[Material to process]

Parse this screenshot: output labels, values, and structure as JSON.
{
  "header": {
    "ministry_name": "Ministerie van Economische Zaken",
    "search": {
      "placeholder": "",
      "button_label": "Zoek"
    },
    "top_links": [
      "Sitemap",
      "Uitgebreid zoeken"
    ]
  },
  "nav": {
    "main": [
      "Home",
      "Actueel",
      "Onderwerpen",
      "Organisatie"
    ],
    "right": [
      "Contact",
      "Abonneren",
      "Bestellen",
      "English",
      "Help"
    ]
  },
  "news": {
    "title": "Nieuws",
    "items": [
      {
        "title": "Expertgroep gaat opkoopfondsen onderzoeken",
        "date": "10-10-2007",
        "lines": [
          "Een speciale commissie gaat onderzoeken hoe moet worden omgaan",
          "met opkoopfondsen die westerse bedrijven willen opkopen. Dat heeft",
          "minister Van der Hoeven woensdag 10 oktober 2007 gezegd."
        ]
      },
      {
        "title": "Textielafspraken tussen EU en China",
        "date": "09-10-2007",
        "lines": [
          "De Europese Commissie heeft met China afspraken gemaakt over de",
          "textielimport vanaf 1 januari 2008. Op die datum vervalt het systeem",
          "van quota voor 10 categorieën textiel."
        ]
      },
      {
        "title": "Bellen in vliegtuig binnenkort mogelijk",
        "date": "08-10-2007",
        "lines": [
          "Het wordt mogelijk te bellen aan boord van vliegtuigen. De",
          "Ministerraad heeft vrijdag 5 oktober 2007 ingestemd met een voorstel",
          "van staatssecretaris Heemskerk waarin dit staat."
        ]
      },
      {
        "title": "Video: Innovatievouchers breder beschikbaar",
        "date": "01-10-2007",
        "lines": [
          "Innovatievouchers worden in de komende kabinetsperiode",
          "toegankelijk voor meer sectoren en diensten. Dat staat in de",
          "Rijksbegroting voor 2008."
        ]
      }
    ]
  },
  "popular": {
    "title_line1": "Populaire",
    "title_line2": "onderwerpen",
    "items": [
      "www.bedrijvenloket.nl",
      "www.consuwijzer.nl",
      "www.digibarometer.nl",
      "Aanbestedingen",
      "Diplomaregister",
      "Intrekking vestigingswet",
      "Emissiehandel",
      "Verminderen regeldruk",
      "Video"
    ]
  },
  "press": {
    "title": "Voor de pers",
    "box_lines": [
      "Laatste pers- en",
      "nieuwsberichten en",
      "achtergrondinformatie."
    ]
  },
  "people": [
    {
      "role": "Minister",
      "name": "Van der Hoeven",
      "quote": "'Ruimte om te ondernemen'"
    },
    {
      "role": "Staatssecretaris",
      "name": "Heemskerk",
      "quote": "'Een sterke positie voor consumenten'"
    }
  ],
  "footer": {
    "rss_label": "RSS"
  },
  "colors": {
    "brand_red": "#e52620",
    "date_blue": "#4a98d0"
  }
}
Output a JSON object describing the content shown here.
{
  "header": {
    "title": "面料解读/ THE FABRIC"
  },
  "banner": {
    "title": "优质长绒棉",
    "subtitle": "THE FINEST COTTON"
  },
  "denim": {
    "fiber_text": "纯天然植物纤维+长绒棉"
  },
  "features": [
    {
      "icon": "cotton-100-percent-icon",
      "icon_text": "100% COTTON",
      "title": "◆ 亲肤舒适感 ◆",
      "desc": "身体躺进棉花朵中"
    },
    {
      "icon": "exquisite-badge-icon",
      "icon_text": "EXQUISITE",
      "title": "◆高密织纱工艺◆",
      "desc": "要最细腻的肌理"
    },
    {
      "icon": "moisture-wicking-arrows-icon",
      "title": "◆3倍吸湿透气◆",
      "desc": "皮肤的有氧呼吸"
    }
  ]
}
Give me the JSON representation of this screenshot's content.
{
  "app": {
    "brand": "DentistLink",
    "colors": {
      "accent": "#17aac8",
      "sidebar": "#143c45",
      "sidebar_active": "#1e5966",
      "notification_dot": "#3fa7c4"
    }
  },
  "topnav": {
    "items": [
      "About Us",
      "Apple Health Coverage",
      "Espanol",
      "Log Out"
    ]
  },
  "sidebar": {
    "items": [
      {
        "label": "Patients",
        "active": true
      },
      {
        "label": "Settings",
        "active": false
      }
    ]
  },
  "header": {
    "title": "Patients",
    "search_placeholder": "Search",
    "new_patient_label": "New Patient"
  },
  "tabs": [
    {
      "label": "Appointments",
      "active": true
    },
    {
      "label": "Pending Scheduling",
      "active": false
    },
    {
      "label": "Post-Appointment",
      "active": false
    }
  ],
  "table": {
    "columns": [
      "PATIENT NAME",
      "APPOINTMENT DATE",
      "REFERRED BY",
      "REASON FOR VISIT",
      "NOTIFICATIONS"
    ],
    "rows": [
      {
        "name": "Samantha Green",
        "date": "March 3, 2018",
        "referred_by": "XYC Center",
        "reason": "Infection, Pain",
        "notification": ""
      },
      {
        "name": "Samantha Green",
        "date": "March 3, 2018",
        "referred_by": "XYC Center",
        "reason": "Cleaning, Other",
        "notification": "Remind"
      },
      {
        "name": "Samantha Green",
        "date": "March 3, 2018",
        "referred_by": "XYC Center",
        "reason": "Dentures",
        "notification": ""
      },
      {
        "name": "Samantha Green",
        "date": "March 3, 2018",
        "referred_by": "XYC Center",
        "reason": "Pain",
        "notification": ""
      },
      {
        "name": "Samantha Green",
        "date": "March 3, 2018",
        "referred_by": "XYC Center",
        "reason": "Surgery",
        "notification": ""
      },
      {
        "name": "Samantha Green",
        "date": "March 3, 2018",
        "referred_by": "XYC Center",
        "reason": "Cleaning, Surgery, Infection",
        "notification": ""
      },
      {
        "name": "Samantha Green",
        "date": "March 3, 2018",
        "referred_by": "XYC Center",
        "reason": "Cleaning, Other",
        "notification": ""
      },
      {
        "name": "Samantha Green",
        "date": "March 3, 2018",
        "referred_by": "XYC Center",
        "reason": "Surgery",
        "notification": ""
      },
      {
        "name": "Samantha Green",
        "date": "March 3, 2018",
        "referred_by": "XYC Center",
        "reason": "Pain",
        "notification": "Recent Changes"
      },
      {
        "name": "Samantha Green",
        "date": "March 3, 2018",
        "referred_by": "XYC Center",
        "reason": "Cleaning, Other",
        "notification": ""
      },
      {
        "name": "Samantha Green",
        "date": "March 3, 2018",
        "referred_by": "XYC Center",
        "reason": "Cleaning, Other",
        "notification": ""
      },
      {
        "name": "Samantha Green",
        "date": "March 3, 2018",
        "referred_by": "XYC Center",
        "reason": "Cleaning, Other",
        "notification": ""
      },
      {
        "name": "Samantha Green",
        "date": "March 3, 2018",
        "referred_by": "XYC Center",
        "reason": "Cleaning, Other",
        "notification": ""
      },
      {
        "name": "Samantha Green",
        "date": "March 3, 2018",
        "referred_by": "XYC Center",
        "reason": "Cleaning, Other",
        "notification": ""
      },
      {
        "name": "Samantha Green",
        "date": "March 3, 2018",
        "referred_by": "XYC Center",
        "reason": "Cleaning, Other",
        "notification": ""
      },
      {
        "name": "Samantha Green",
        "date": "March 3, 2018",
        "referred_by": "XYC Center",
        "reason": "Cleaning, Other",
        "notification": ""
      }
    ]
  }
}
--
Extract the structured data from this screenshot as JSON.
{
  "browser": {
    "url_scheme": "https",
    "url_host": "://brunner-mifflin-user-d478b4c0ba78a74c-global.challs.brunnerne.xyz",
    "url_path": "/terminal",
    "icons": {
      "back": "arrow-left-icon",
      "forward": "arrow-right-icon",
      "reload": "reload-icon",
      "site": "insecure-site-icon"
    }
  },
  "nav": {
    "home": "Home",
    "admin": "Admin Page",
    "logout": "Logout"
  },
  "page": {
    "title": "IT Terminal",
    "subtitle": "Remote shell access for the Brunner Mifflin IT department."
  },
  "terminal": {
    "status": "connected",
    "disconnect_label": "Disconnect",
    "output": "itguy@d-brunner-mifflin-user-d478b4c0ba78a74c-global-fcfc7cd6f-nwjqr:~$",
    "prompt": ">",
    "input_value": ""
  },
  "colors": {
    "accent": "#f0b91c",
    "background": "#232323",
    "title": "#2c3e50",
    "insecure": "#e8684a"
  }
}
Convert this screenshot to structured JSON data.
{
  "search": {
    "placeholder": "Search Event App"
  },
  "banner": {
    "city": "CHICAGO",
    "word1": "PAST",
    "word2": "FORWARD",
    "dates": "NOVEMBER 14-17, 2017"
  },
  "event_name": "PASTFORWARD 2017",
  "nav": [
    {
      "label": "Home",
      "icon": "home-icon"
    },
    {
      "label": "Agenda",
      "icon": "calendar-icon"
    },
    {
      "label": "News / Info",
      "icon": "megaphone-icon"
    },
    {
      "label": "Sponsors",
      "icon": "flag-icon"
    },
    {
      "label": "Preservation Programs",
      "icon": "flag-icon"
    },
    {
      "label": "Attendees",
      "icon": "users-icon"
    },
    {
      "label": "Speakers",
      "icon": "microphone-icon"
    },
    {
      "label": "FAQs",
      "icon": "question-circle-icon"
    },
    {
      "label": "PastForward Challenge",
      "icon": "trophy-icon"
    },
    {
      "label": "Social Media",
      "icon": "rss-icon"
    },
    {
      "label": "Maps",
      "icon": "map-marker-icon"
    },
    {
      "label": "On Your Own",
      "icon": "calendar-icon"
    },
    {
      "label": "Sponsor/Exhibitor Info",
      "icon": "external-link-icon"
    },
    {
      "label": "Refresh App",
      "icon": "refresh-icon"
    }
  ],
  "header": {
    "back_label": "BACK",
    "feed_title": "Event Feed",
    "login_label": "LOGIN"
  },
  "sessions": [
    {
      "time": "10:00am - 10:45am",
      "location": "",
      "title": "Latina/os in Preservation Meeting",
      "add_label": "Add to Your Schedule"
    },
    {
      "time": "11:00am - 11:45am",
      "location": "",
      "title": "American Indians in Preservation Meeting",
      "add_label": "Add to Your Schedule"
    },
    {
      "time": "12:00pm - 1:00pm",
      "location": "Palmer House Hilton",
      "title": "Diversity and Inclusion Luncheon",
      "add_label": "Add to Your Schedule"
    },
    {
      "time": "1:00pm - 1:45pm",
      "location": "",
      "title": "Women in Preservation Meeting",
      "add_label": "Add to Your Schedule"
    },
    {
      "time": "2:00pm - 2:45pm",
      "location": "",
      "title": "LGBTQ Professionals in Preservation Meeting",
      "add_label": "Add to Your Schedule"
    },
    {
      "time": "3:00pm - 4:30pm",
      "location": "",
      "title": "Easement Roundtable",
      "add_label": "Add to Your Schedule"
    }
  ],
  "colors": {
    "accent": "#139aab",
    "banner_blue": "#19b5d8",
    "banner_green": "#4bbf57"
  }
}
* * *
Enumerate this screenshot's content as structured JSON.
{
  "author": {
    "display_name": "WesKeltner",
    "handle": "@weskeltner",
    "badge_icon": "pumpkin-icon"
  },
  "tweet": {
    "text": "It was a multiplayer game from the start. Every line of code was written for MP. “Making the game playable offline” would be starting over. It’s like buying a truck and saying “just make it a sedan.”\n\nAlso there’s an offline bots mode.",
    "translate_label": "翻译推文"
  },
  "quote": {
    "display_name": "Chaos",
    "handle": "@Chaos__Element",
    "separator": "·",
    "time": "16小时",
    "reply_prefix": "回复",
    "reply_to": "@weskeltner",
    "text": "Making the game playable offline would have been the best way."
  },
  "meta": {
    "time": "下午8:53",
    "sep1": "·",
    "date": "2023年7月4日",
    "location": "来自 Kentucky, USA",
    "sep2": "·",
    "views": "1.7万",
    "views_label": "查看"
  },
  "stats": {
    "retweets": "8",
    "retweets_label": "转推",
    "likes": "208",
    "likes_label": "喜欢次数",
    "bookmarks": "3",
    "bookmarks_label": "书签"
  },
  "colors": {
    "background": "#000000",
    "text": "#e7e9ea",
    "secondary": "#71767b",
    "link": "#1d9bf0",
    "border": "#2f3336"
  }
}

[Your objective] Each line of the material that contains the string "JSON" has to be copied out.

[Response to this exercise]
Parse this screenshot: output labels, values, and structure as JSON.
Output a JSON object describing the content shown here.
Give me the JSON representation of this screenshot's content.
Extract the structured data from this screenshot as JSON.
Convert this screenshot to structured JSON data.
Enumerate this screenshot's content as structured JSON.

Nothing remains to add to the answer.